BEGIN DATASET

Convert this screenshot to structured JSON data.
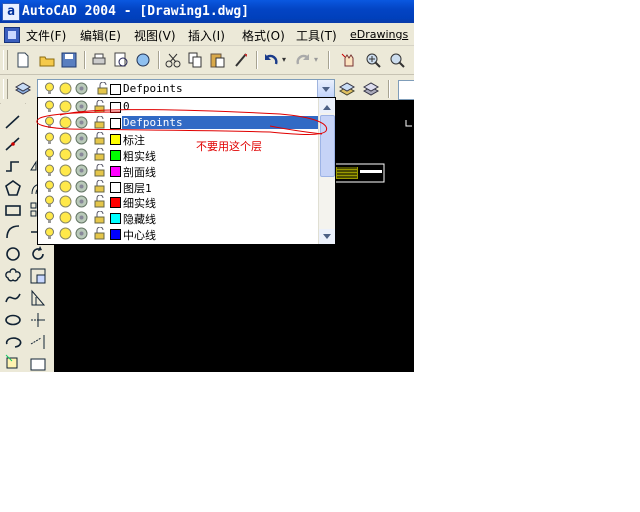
{
  "window": {
    "title": "AutoCAD 2004 - [Drawing1.dwg]"
  },
  "menubar": {
    "items": [
      "文件(F)",
      "编辑(E)",
      "视图(V)",
      "插入(I)",
      "格式(O)",
      "工具(T)",
      "eDrawings"
    ]
  },
  "layer_control": {
    "current": "Defpoints",
    "layers": [
      {
        "name": "0",
        "color": "#ffffff"
      },
      {
        "name": "Defpoints",
        "color": "#ffffff",
        "selected": true
      },
      {
        "name": "标注",
        "color": "#ffff00"
      },
      {
        "name": "粗实线",
        "color": "#00ff00"
      },
      {
        "name": "剖面线",
        "color": "#ff00ff"
      },
      {
        "name": "图层1",
        "color": "#ffffff"
      },
      {
        "name": "细实线",
        "color": "#ff0000"
      },
      {
        "name": "隐藏线",
        "color": "#00ffff"
      },
      {
        "name": "中心线",
        "color": "#0000ff"
      }
    ]
  },
  "annotation": {
    "text": "不要用这个层",
    "color": "#e00000"
  },
  "colors": {
    "titlebar": "#0344c4",
    "selection": "#316ac5",
    "canvas": "#000000",
    "annotation_ink": "#e00000"
  }
}
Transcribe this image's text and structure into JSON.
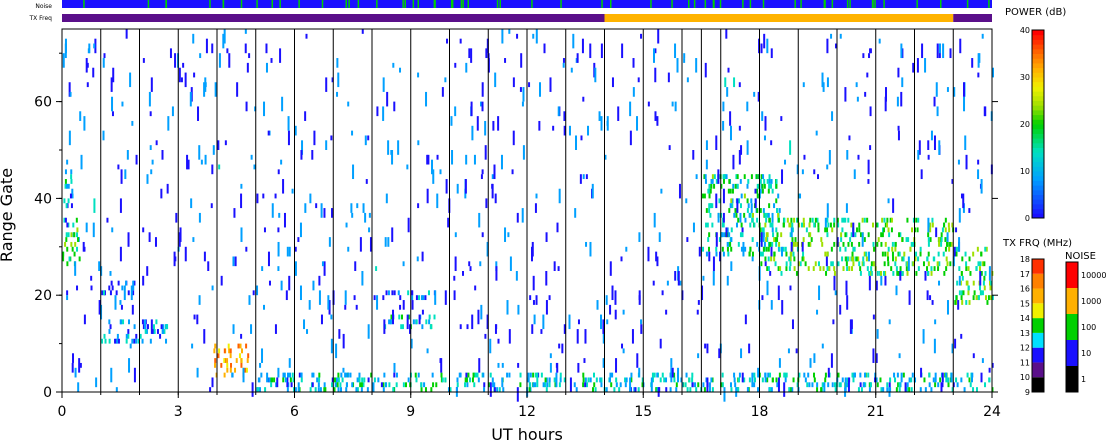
{
  "chart_data": {
    "type": "heatmap",
    "title": "",
    "xlabel": "UT hours",
    "ylabel": "Range Gate",
    "xlim": [
      0,
      24
    ],
    "ylim": [
      0,
      75
    ],
    "x_ticks": [
      0,
      3,
      6,
      9,
      12,
      15,
      18,
      21,
      24
    ],
    "y_ticks": [
      0,
      20,
      40,
      60
    ],
    "scan_boundaries_ut": [
      1,
      2,
      3,
      4,
      5,
      6,
      7,
      8,
      9,
      10,
      11,
      12,
      13,
      14,
      15,
      16,
      16.5,
      17,
      18,
      19,
      20,
      21,
      22,
      23
    ],
    "top_bars": {
      "noise_label": "Noise",
      "freq_label": "TX Freq",
      "freq_segments": [
        {
          "start": 0,
          "end": 14,
          "color": "#5a0f8a"
        },
        {
          "start": 14,
          "end": 23,
          "color": "#ffb300"
        },
        {
          "start": 23,
          "end": 24,
          "color": "#5a0f8a"
        }
      ]
    },
    "power_colorbar": {
      "label": "POWER (dB)",
      "ticks": [
        0,
        10,
        20,
        30,
        40
      ],
      "range": [
        0,
        40
      ],
      "colors": [
        "#1a10ff",
        "#00a0ff",
        "#00e0c0",
        "#00d000",
        "#a0e000",
        "#f0f000",
        "#ffb000",
        "#ff6000",
        "#ff0000"
      ]
    },
    "freq_colorbar": {
      "label": "TX FRQ (MHz)",
      "ticks": [
        9,
        10,
        11,
        12,
        13,
        14,
        15,
        16,
        17,
        18
      ],
      "colors": [
        "#000000",
        "#5a0f8a",
        "#1a10ff",
        "#00e0ff",
        "#00d000",
        "#f0f000",
        "#ffb000",
        "#ff8000",
        "#ff3000"
      ]
    },
    "noise_colorbar": {
      "label": "NOISE",
      "ticks": [
        "1",
        "10",
        "100",
        "1000",
        "10000"
      ],
      "colors": [
        "#000000",
        "#1a10ff",
        "#00d000",
        "#ffb000",
        "#ff0000"
      ]
    },
    "echo_regions": [
      {
        "t0": 0.0,
        "t1": 0.45,
        "g0": 25,
        "g1": 36,
        "power": 14
      },
      {
        "t0": 0.0,
        "t1": 0.3,
        "g0": 38,
        "g1": 48,
        "power": 8
      },
      {
        "t0": 1.0,
        "t1": 2.7,
        "g0": 10,
        "g1": 15,
        "power": 6
      },
      {
        "t0": 1.0,
        "t1": 1.9,
        "g0": 20,
        "g1": 23,
        "power": 4
      },
      {
        "t0": 3.9,
        "t1": 4.8,
        "g0": 3,
        "g1": 10,
        "power": 30
      },
      {
        "t0": 8.0,
        "t1": 9.6,
        "g0": 19,
        "g1": 21,
        "power": 5
      },
      {
        "t0": 8.3,
        "t1": 9.6,
        "g0": 13,
        "g1": 16,
        "power": 9
      },
      {
        "t0": 5.0,
        "t1": 24.0,
        "g0": 0,
        "g1": 4,
        "power": 10
      },
      {
        "t0": 16.5,
        "t1": 18.5,
        "g0": 28,
        "g1": 45,
        "power": 12
      },
      {
        "t0": 18.0,
        "t1": 23.0,
        "g0": 24,
        "g1": 36,
        "power": 15
      },
      {
        "t0": 23.0,
        "t1": 24.0,
        "g0": 18,
        "g1": 30,
        "power": 16
      }
    ]
  }
}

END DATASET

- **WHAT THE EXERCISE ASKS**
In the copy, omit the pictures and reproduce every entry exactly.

- **EXERCISE OUTPUT**
Convert this screenshot to structured JSON data.
{
  "window": {
    "title": "AutoCAD 2004 - [Drawing1.dwg]"
  },
  "menubar": {
    "items": [
      "文件(F)",
      "编辑(E)",
      "视图(V)",
      "插入(I)",
      "格式(O)",
      "工具(T)",
      "eDrawings"
    ]
  },
  "layer_control": {
    "current": "Defpoints",
    "layers": [
      {
        "name": "0",
        "color": "#ffffff"
      },
      {
        "name": "Defpoints",
        "color": "#ffffff",
        "selected": true
      },
      {
        "name": "标注",
        "color": "#ffff00"
      },
      {
        "name": "粗实线",
        "color": "#00ff00"
      },
      {
        "name": "剖面线",
        "color": "#ff00ff"
      },
      {
        "name": "图层1",
        "color": "#ffffff"
      },
      {
        "name": "细实线",
        "color": "#ff0000"
      },
      {
        "name": "隐藏线",
        "color": "#00ffff"
      },
      {
        "name": "中心线",
        "color": "#0000ff"
      }
    ]
  },
  "annotation": {
    "text": "不要用这个层",
    "color": "#e00000"
  },
  "colors": {
    "titlebar": "#0344c4",
    "selection": "#316ac5",
    "canvas": "#000000",
    "annotation_ink": "#e00000"
  }
}
Transcribe this image's text and structure into JSON.
{
  "chart_data": {
    "type": "heatmap",
    "title": "",
    "xlabel": "UT hours",
    "ylabel": "Range Gate",
    "xlim": [
      0,
      24
    ],
    "ylim": [
      0,
      75
    ],
    "x_ticks": [
      0,
      3,
      6,
      9,
      12,
      15,
      18,
      21,
      24
    ],
    "y_ticks": [
      0,
      20,
      40,
      60
    ],
    "scan_boundaries_ut": [
      1,
      2,
      3,
      4,
      5,
      6,
      7,
      8,
      9,
      10,
      11,
      12,
      13,
      14,
      15,
      16,
      16.5,
      17,
      18,
      19,
      20,
      21,
      22,
      23
    ],
    "top_bars": {
      "noise_label": "Noise",
      "freq_label": "TX Freq",
      "freq_segments": [
        {
          "start": 0,
          "end": 14,
          "color": "#5a0f8a"
        },
        {
          "start": 14,
          "end": 23,
          "color": "#ffb300"
        },
        {
          "start": 23,
          "end": 24,
          "color": "#5a0f8a"
        }
      ]
    },
    "power_colorbar": {
      "label": "POWER (dB)",
      "ticks": [
        0,
        10,
        20,
        30,
        40
      ],
      "range": [
        0,
        40
      ],
      "colors": [
        "#1a10ff",
        "#00a0ff",
        "#00e0c0",
        "#00d000",
        "#a0e000",
        "#f0f000",
        "#ffb000",
        "#ff6000",
        "#ff0000"
      ]
    },
    "freq_colorbar": {
      "label": "TX FRQ (MHz)",
      "ticks": [
        9,
        10,
        11,
        12,
        13,
        14,
        15,
        16,
        17,
        18
      ],
      "colors": [
        "#000000",
        "#5a0f8a",
        "#1a10ff",
        "#00e0ff",
        "#00d000",
        "#f0f000",
        "#ffb000",
        "#ff8000",
        "#ff3000"
      ]
    },
    "noise_colorbar": {
      "label": "NOISE",
      "ticks": [
        "1",
        "10",
        "100",
        "1000",
        "10000"
      ],
      "colors": [
        "#000000",
        "#1a10ff",
        "#00d000",
        "#ffb000",
        "#ff0000"
      ]
    },
    "echo_regions": [
      {
        "t0": 0.0,
        "t1": 0.45,
        "g0": 25,
        "g1": 36,
        "power": 14
      },
      {
        "t0": 0.0,
        "t1": 0.3,
        "g0": 38,
        "g1": 48,
        "power": 8
      },
      {
        "t0": 1.0,
        "t1": 2.7,
        "g0": 10,
        "g1": 15,
        "power": 6
      },
      {
        "t0": 1.0,
        "t1": 1.9,
        "g0": 20,
        "g1": 23,
        "power": 4
      },
      {
        "t0": 3.9,
        "t1": 4.8,
        "g0": 3,
        "g1": 10,
        "power": 30
      },
      {
        "t0": 8.0,
        "t1": 9.6,
        "g0": 19,
        "g1": 21,
        "power": 5
      },
      {
        "t0": 8.3,
        "t1": 9.6,
        "g0": 13,
        "g1": 16,
        "power": 9
      },
      {
        "t0": 5.0,
        "t1": 24.0,
        "g0": 0,
        "g1": 4,
        "power": 10
      },
      {
        "t0": 16.5,
        "t1": 18.5,
        "g0": 28,
        "g1": 45,
        "power": 12
      },
      {
        "t0": 18.0,
        "t1": 23.0,
        "g0": 24,
        "g1": 36,
        "power": 15
      },
      {
        "t0": 23.0,
        "t1": 24.0,
        "g0": 18,
        "g1": 30,
        "power": 16
      }
    ]
  }
}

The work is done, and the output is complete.